** Opening Recorded data block **
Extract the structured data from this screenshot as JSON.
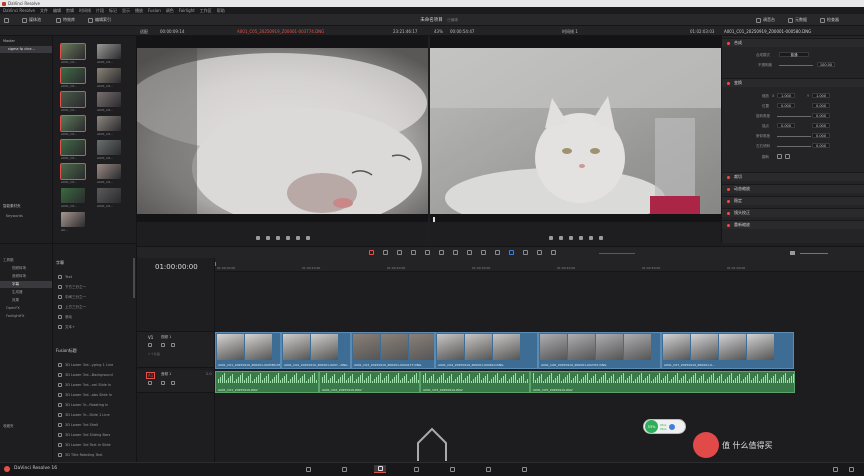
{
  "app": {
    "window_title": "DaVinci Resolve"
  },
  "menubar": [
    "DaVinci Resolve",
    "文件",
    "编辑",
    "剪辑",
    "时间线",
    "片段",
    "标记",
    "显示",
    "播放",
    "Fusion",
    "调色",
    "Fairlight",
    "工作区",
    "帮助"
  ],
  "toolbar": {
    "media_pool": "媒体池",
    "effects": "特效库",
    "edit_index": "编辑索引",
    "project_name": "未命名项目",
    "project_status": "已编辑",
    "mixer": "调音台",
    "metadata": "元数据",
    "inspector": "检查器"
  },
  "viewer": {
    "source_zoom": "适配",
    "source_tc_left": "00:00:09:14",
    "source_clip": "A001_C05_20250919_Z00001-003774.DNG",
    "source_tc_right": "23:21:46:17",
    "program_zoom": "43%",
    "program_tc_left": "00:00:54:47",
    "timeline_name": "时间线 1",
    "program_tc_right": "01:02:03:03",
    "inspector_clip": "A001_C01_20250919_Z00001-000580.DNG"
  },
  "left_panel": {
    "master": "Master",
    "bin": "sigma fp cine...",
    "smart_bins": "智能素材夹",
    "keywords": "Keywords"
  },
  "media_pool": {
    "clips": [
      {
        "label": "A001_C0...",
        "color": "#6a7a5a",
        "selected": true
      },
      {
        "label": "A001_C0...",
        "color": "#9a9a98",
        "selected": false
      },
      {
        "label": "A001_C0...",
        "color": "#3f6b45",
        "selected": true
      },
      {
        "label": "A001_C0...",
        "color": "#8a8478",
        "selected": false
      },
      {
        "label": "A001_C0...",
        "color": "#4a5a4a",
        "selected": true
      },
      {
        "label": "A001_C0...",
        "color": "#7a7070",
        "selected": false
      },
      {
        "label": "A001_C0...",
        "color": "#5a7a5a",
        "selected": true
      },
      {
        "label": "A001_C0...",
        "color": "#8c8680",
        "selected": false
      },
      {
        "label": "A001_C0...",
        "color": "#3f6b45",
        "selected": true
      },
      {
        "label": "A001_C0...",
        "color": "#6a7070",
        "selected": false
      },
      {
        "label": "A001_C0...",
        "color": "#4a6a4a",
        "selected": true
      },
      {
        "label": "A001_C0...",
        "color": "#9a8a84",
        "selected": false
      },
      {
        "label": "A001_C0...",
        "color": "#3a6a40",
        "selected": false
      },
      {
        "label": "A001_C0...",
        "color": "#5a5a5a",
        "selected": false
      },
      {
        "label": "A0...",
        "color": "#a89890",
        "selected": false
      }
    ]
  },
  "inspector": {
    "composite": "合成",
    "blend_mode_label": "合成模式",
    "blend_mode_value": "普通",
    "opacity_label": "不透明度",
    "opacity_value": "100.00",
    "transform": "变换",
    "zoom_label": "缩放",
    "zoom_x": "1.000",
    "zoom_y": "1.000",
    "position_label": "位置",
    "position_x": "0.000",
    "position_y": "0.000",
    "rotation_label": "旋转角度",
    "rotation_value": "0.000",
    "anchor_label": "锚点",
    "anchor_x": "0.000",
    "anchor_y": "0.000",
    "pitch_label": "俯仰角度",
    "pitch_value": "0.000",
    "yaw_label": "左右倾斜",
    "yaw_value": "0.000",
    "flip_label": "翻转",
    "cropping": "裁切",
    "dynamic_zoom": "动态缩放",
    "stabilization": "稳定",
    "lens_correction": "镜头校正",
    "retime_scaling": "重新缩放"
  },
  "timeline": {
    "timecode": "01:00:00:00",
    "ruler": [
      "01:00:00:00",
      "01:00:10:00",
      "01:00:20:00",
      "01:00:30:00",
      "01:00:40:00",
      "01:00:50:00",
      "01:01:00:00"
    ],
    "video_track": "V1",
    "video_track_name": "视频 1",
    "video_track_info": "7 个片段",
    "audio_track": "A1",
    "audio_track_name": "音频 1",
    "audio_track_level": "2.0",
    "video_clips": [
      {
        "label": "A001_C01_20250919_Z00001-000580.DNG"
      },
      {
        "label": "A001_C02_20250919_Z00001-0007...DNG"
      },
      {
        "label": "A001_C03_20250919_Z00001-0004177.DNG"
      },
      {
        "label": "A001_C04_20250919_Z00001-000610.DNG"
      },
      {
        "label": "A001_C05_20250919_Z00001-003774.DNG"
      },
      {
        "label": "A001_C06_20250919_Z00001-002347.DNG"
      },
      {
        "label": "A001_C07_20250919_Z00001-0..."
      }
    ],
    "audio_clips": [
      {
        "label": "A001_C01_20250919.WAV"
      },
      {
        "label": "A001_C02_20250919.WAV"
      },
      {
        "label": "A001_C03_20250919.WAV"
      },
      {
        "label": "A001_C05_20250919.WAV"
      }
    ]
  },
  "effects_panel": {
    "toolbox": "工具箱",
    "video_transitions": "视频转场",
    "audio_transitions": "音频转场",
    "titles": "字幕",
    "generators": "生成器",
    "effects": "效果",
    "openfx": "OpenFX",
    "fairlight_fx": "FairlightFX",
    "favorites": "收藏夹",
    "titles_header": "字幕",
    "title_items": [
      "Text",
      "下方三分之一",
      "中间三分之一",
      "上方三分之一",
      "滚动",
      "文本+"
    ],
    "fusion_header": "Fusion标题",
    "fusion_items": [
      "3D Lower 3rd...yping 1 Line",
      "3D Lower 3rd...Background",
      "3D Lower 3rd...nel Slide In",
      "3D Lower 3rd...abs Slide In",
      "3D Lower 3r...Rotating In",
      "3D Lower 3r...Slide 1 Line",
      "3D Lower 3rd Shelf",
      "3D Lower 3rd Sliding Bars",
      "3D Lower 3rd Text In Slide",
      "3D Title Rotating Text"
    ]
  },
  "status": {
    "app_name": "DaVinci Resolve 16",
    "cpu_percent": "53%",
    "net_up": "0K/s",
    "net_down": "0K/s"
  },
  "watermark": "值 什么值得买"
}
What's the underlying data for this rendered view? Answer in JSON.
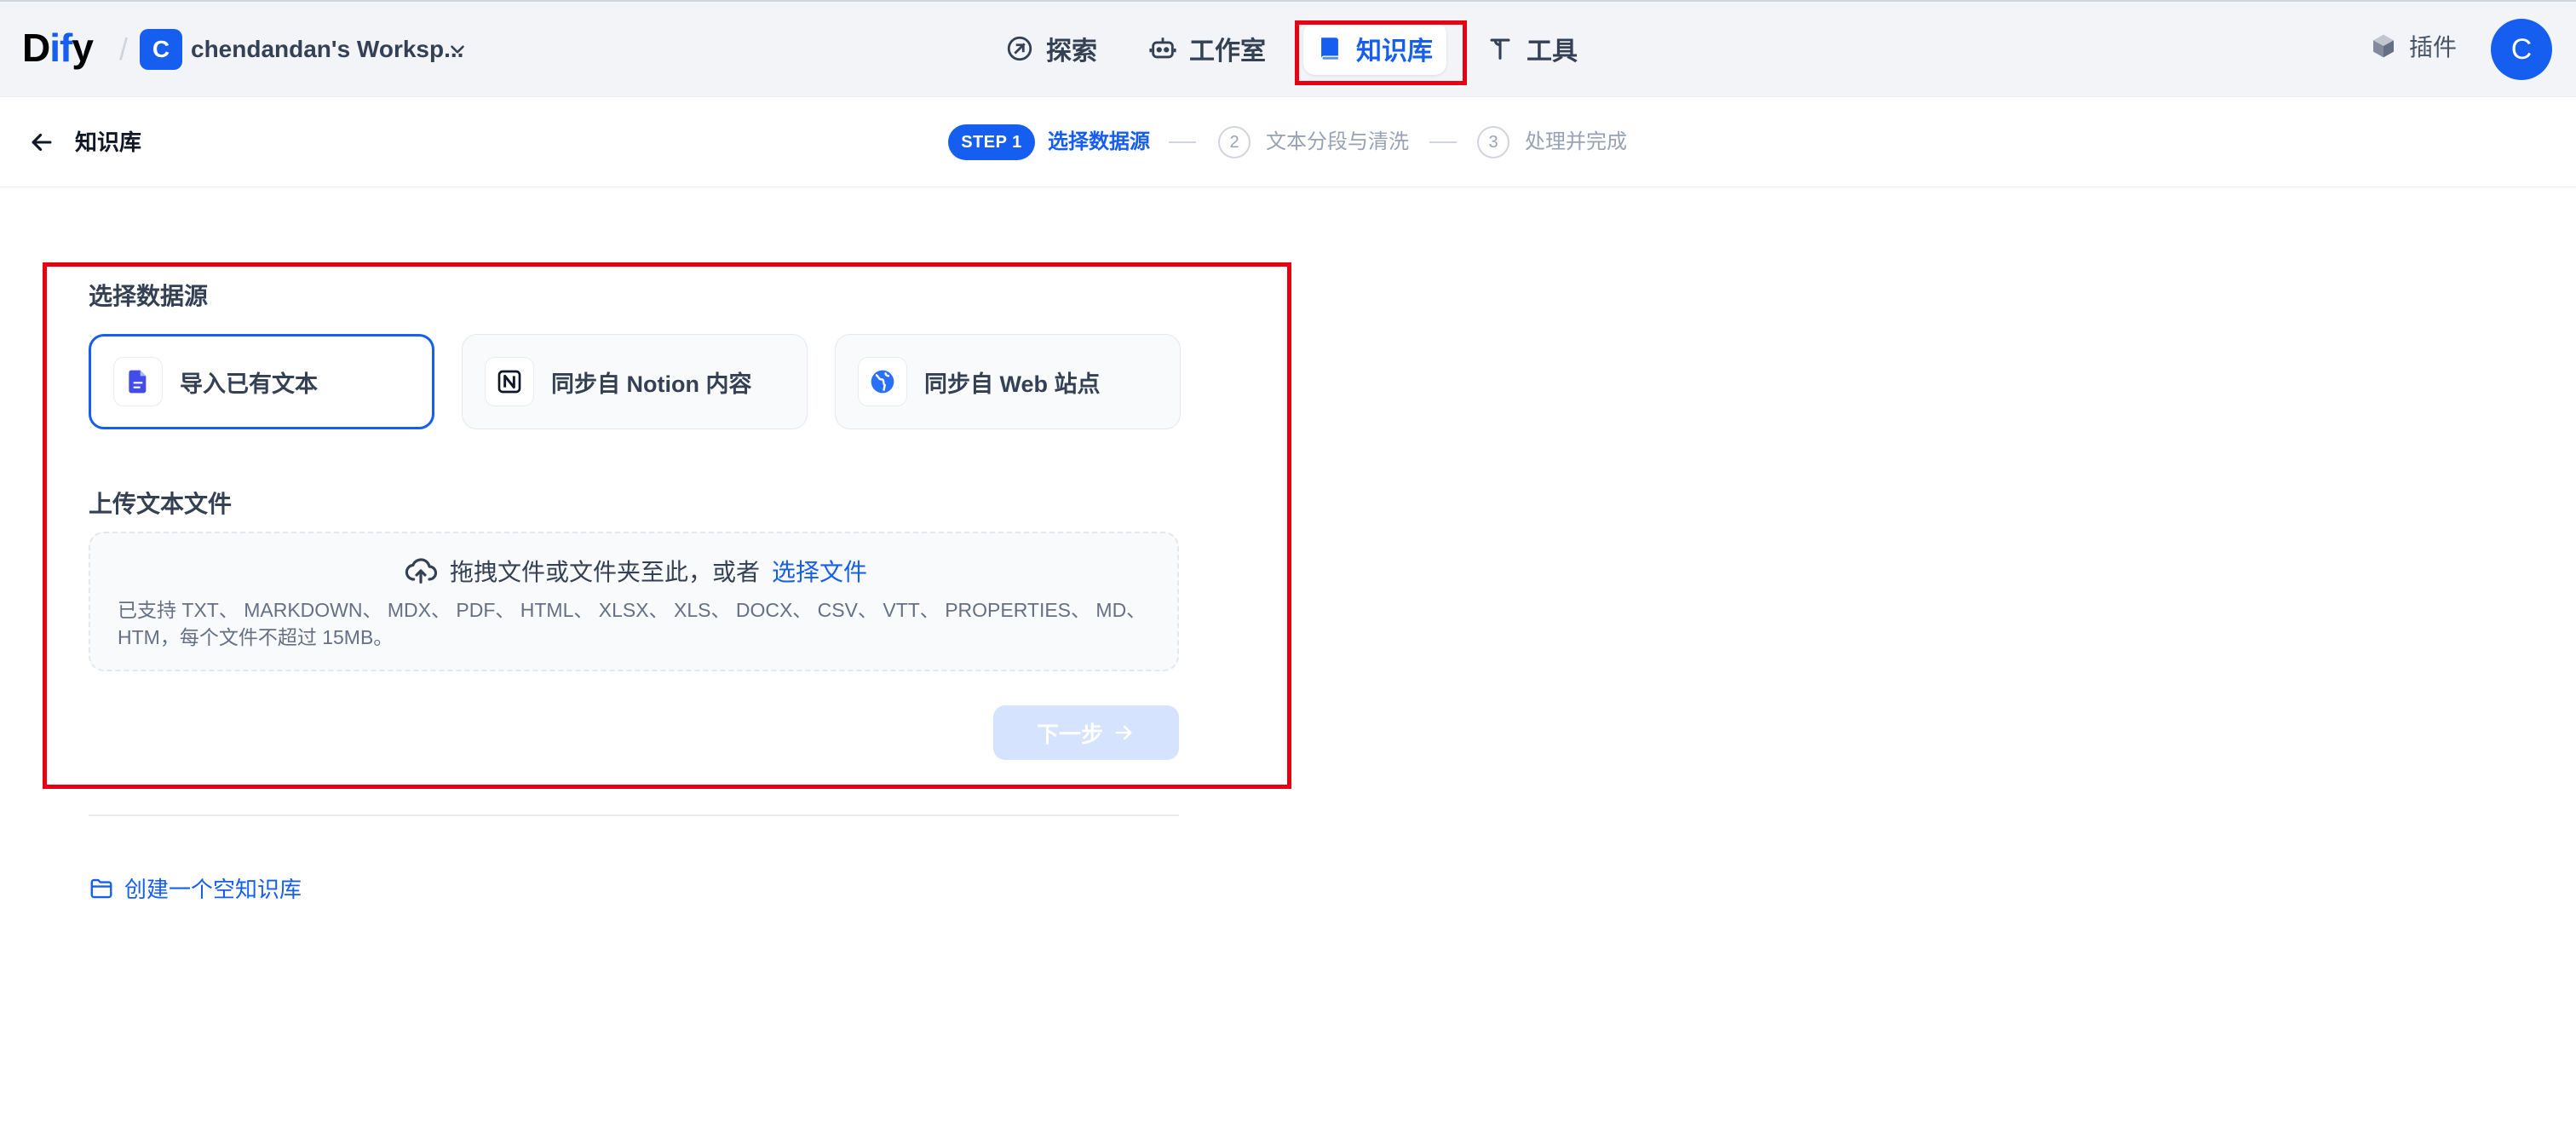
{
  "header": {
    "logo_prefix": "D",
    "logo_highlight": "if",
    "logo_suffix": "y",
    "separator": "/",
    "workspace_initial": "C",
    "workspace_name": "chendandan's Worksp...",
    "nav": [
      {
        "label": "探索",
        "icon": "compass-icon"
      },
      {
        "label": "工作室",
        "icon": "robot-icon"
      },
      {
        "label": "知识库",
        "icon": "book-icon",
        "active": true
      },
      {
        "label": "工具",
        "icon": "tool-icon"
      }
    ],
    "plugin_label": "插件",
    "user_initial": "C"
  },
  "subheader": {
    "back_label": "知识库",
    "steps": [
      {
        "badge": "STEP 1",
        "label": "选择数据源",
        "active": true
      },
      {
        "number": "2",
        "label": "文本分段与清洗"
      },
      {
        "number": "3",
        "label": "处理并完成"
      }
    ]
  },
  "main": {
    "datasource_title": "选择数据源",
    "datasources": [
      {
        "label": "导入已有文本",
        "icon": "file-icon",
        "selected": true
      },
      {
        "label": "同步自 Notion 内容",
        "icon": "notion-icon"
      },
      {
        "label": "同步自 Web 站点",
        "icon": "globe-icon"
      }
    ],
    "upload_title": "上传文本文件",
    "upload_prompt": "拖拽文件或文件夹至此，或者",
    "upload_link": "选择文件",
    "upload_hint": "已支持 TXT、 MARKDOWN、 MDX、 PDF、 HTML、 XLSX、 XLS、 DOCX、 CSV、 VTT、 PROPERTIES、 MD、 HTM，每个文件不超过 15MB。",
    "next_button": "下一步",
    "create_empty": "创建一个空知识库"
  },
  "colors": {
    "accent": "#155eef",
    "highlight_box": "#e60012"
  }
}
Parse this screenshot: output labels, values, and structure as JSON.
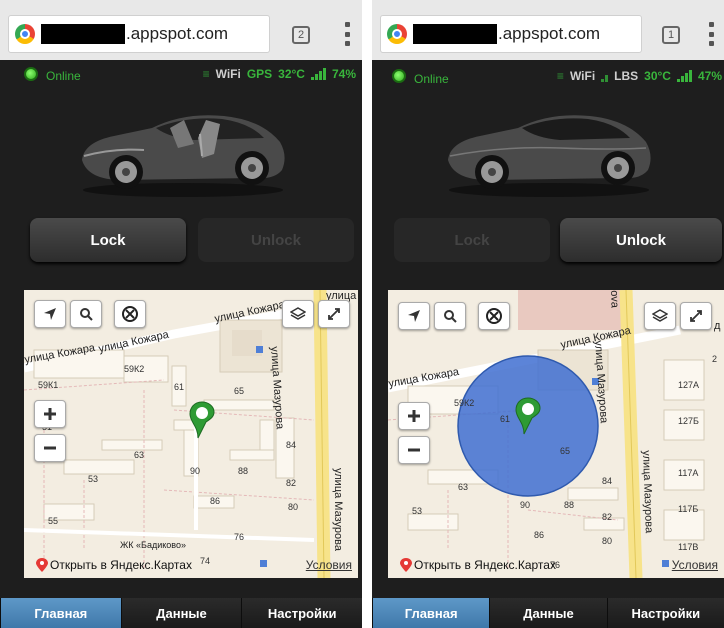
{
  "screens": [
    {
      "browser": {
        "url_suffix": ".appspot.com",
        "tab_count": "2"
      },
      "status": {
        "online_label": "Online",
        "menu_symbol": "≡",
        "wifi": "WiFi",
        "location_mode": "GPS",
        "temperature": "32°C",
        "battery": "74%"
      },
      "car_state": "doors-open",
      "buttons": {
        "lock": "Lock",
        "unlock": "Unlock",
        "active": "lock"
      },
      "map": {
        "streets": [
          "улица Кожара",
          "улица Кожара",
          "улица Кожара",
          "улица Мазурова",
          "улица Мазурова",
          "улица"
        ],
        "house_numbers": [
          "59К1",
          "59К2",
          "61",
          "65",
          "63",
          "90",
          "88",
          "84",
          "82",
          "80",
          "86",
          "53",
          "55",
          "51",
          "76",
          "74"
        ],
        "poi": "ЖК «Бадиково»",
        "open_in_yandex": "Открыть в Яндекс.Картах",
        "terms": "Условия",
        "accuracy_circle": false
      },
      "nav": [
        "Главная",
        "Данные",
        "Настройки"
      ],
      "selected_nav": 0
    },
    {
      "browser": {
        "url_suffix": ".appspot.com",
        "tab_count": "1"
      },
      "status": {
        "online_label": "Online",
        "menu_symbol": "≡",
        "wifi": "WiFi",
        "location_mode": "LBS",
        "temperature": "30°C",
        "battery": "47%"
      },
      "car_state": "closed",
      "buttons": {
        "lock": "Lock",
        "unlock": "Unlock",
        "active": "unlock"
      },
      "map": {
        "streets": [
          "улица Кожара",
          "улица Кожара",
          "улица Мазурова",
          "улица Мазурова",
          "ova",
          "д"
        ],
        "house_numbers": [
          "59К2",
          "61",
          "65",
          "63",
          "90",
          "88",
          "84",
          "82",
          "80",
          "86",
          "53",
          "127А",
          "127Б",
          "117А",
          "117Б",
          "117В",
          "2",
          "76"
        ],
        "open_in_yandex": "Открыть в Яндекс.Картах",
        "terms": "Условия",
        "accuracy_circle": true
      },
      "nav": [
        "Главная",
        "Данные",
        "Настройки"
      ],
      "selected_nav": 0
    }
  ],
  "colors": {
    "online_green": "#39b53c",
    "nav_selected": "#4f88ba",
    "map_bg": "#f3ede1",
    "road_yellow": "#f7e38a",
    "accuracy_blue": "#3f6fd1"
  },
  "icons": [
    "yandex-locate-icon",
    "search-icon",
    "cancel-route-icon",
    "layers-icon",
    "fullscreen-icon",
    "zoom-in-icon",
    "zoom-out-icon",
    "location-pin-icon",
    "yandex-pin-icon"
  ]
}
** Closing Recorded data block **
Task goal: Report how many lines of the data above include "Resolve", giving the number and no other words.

The answer: 3